- _WHAT YOU SHOULD DO_
From first line to last, give the records again word for word and omit the pictures.

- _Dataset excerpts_
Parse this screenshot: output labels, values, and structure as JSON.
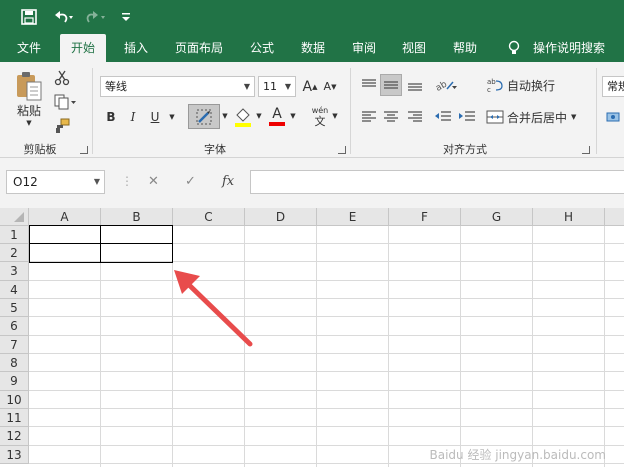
{
  "colors": {
    "brand": "#217346",
    "ribbon_bg": "#f3f3f3",
    "arrow": "#e84c4c"
  },
  "qat": {
    "save_icon": "save-icon",
    "undo_icon": "undo-icon",
    "redo_icon": "redo-icon",
    "customize_icon": "customize-qat-icon"
  },
  "tabs": [
    {
      "label": "文件"
    },
    {
      "label": "开始"
    },
    {
      "label": "插入"
    },
    {
      "label": "页面布局"
    },
    {
      "label": "公式"
    },
    {
      "label": "数据"
    },
    {
      "label": "审阅"
    },
    {
      "label": "视图"
    },
    {
      "label": "帮助"
    },
    {
      "label": "操作说明搜索"
    }
  ],
  "ribbon": {
    "clipboard": {
      "paste_label": "粘贴",
      "group_label": "剪贴板"
    },
    "font": {
      "font_name": "等线",
      "font_size": "11",
      "bold": "B",
      "italic": "I",
      "underline": "U",
      "font_color_glyph": "A",
      "phonetic_glyph_top": "wén",
      "phonetic_glyph_bottom": "文",
      "grow_glyph": "A",
      "shrink_glyph": "A",
      "group_label": "字体"
    },
    "alignment": {
      "wrap_label": "自动换行",
      "merge_label": "合并后居中",
      "group_label": "对齐方式"
    },
    "number": {
      "format_label": "常规"
    }
  },
  "formula_bar": {
    "name_box": "O12",
    "cancel": "✕",
    "enter": "✓",
    "fx": "fx",
    "value": ""
  },
  "sheet": {
    "columns": [
      "A",
      "B",
      "C",
      "D",
      "E",
      "F",
      "G",
      "H"
    ],
    "rows": [
      "1",
      "2",
      "3",
      "4",
      "5",
      "6",
      "7",
      "8",
      "9",
      "10",
      "11",
      "12",
      "13"
    ]
  },
  "watermark": "Baidu 经验 jingyan.baidu.com"
}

- _ANSWER AREA_
Parse this screenshot: output labels, values, and structure as JSON.
{
  "colors": {
    "brand": "#217346",
    "ribbon_bg": "#f3f3f3",
    "arrow": "#e84c4c"
  },
  "qat": {
    "save_icon": "save-icon",
    "undo_icon": "undo-icon",
    "redo_icon": "redo-icon",
    "customize_icon": "customize-qat-icon"
  },
  "tabs": [
    {
      "label": "文件"
    },
    {
      "label": "开始"
    },
    {
      "label": "插入"
    },
    {
      "label": "页面布局"
    },
    {
      "label": "公式"
    },
    {
      "label": "数据"
    },
    {
      "label": "审阅"
    },
    {
      "label": "视图"
    },
    {
      "label": "帮助"
    },
    {
      "label": "操作说明搜索"
    }
  ],
  "ribbon": {
    "clipboard": {
      "paste_label": "粘贴",
      "group_label": "剪贴板"
    },
    "font": {
      "font_name": "等线",
      "font_size": "11",
      "bold": "B",
      "italic": "I",
      "underline": "U",
      "font_color_glyph": "A",
      "phonetic_glyph_top": "wén",
      "phonetic_glyph_bottom": "文",
      "grow_glyph": "A",
      "shrink_glyph": "A",
      "group_label": "字体"
    },
    "alignment": {
      "wrap_label": "自动换行",
      "merge_label": "合并后居中",
      "group_label": "对齐方式"
    },
    "number": {
      "format_label": "常规"
    }
  },
  "formula_bar": {
    "name_box": "O12",
    "cancel": "✕",
    "enter": "✓",
    "fx": "fx",
    "value": ""
  },
  "sheet": {
    "columns": [
      "A",
      "B",
      "C",
      "D",
      "E",
      "F",
      "G",
      "H"
    ],
    "rows": [
      "1",
      "2",
      "3",
      "4",
      "5",
      "6",
      "7",
      "8",
      "9",
      "10",
      "11",
      "12",
      "13"
    ]
  },
  "watermark": "Baidu 经验 jingyan.baidu.com"
}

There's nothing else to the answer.